For something so newsworthy, there is no coverage of the story in the local or national press. On June 14, 1777 there is a short one sentence reference to the flag on page 235 of Dunlap’s Journal of Congress. “Resolved that the flag of the United States be thirteen stripes alternately red and white; that the Union be thirteen stars in a blue field representing a new constellation.”

Further research by Canby places George Washington, Robert Morris, and Colonel George Ross in Philadelphia at the stated time. The only thing missing is hard evidence. Nothing points to Betsy Ross as the first flag maker. The journals of the Continental Congress don’t have any record of a Flag Committee. There are no receipts payable to Betsy Ross. Canby counters with the fact that Congress oftentimes formed as many as six committees a day at this time, most of them of which were unrecorded. As further evidence, he says that amidst the turmoil and fighting during that period, making a flag was considered trivial, and not worth mentioning.

Finally, lacking real evidence, Canby included affidavits from Betsy Ross’s daughters, granddaughters, and nieces reciting stories they were told as children.

In truth, it’s a great story—one we all learn in elementary school, but one that very likely will never be proven.

Betsy Ross’s personal story was just as remarkable.

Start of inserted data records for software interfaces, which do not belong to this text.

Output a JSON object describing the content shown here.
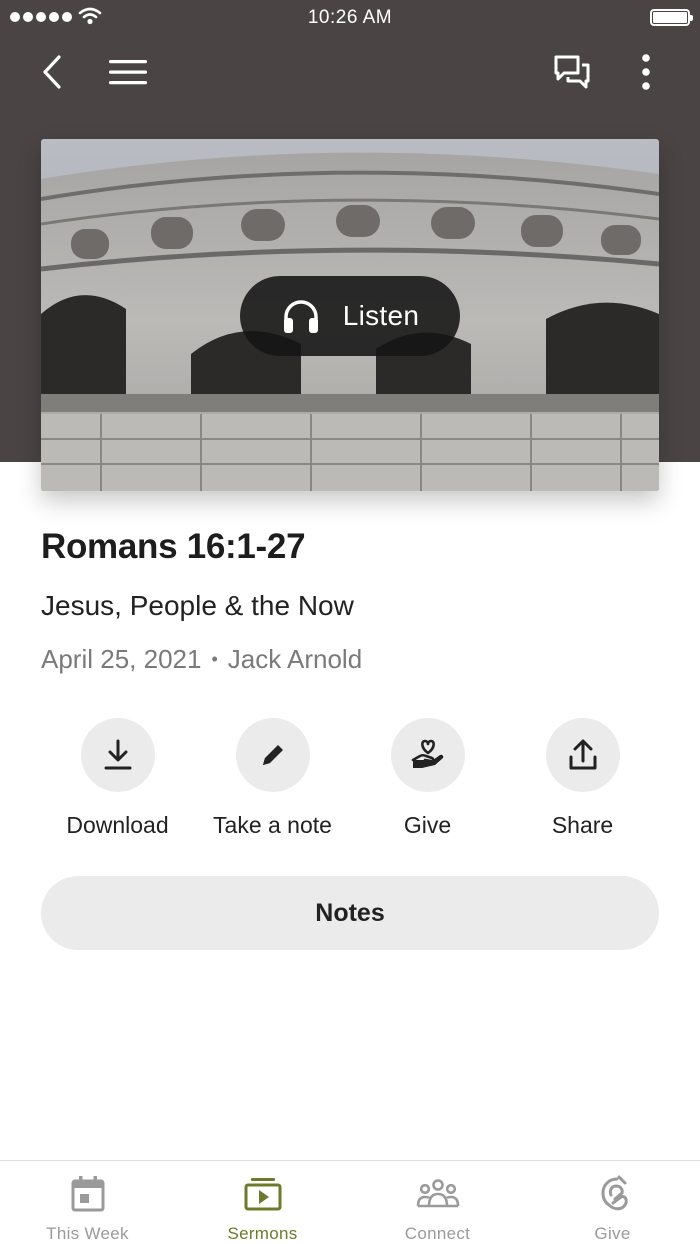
{
  "status_bar": {
    "time": "10:26 AM"
  },
  "nav": {
    "back_icon": "chevron-left-icon",
    "menu_icon": "hamburger-icon",
    "chat_icon": "chat-bubbles-icon",
    "more_icon": "more-vertical-icon"
  },
  "hero": {
    "listen_label": "Listen",
    "listen_icon": "headphones-icon"
  },
  "sermon": {
    "title": "Romans 16:1-27",
    "subtitle": "Jesus, People & the Now",
    "date": "April 25, 2021",
    "separator": "•",
    "speaker": "Jack Arnold"
  },
  "actions": [
    {
      "label": "Download",
      "icon": "download-icon"
    },
    {
      "label": "Take a note",
      "icon": "pencil-icon"
    },
    {
      "label": "Give",
      "icon": "heart-hand-icon"
    },
    {
      "label": "Share",
      "icon": "share-icon"
    }
  ],
  "notes_button": "Notes",
  "tabs": [
    {
      "label": "This Week",
      "icon": "calendar-icon",
      "active": false
    },
    {
      "label": "Sermons",
      "icon": "play-video-icon",
      "active": true
    },
    {
      "label": "Connect",
      "icon": "people-icon",
      "active": false
    },
    {
      "label": "Give",
      "icon": "give-icon",
      "active": false
    }
  ],
  "colors": {
    "header_bg": "#4a4544",
    "accent": "#6c7a2a",
    "inactive": "#9a9a9a",
    "button_bg": "#ebebec"
  }
}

She was born Elizabeth Griscom on January 1st, 1752. She was the eighth of seventeen siblings, and was apprenticed to William Webster as an upholsterer. Betsy met her first husband John Ross while working for Webster. They eloped in 1773 when she was twenty-one. John Ross was a soldier in the Continental army, and died in 1776 during an accidental gunpowder explosion on the Philadelphia waterfront.

A year later she married Joseph Ashburn, a sailor in the Continental Navy. His ship was captured in 1781, and he died the next year in a British prison. She married again in 1783 to John Claypoole. That union lasted thirty-four years until he died of natural causes in 1817.

Betsy Ross lived until 1836, sharing stories of her adventures with her children, grandchildren, and neighbors.

The other claimant to designing the first flag was Francis Hopkinson.

He was born into a wealthy family, graduated from the College of Philadelphia, and went on to become an author, musician, and customs collector. In 1761 he hung out his shingle as a lawyer. He was a New Jersey delegate to the Continental Congress, and one of the fifty-six signers of the Declaration of Independence.

After the Revolutionary War, Hopkinson served as a member of the Constitutional Convention. In 1789 George Washington appointed him a U S District Judge for Pennsylvania.

He was a consultant to the Great Seal Committee in 1776, and helped to design the Great Seal of the United States. In 1778 Hopkinson designed a fifty dollar Continental currency note, and later a forty dollar note.

His claim to designing the American flag stems from an invoice he submitted to Congress in 1780. It was rejected because he didn’t include any vouchers to back up his expenses.

Similar to Betsy Ross there is no hard evidence to support Hopkinson’s claim as designer of the first American flag.

Excerpt from my upcoming book History Bytes: 37 People, Places, and Events that Shaped American History